▶ **Task prompt**:
Could every line of the listing be output exactly, with the pictures skipped?
'''
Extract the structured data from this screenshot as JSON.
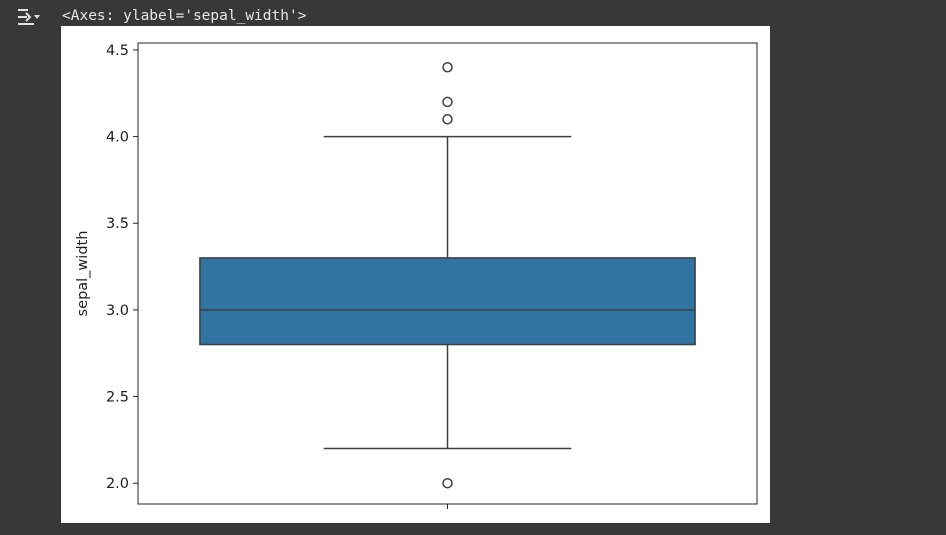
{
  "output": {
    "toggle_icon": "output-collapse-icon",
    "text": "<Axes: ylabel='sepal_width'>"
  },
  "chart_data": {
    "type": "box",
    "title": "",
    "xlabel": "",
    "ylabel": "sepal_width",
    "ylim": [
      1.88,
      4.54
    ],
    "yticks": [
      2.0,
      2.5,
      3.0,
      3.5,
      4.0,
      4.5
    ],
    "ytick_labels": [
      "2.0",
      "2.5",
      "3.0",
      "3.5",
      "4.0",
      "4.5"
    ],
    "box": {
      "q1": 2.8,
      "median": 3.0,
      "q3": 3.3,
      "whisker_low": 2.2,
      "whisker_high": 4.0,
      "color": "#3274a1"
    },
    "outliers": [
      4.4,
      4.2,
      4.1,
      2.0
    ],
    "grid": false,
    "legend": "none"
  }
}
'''
▶ **Reply to the task**:
Extract the structured data from this screenshot as JSON.
{
  "output": {
    "toggle_icon": "output-collapse-icon",
    "text": "<Axes: ylabel='sepal_width'>"
  },
  "chart_data": {
    "type": "box",
    "title": "",
    "xlabel": "",
    "ylabel": "sepal_width",
    "ylim": [
      1.88,
      4.54
    ],
    "yticks": [
      2.0,
      2.5,
      3.0,
      3.5,
      4.0,
      4.5
    ],
    "ytick_labels": [
      "2.0",
      "2.5",
      "3.0",
      "3.5",
      "4.0",
      "4.5"
    ],
    "box": {
      "q1": 2.8,
      "median": 3.0,
      "q3": 3.3,
      "whisker_low": 2.2,
      "whisker_high": 4.0,
      "color": "#3274a1"
    },
    "outliers": [
      4.4,
      4.2,
      4.1,
      2.0
    ],
    "grid": false,
    "legend": "none"
  }
}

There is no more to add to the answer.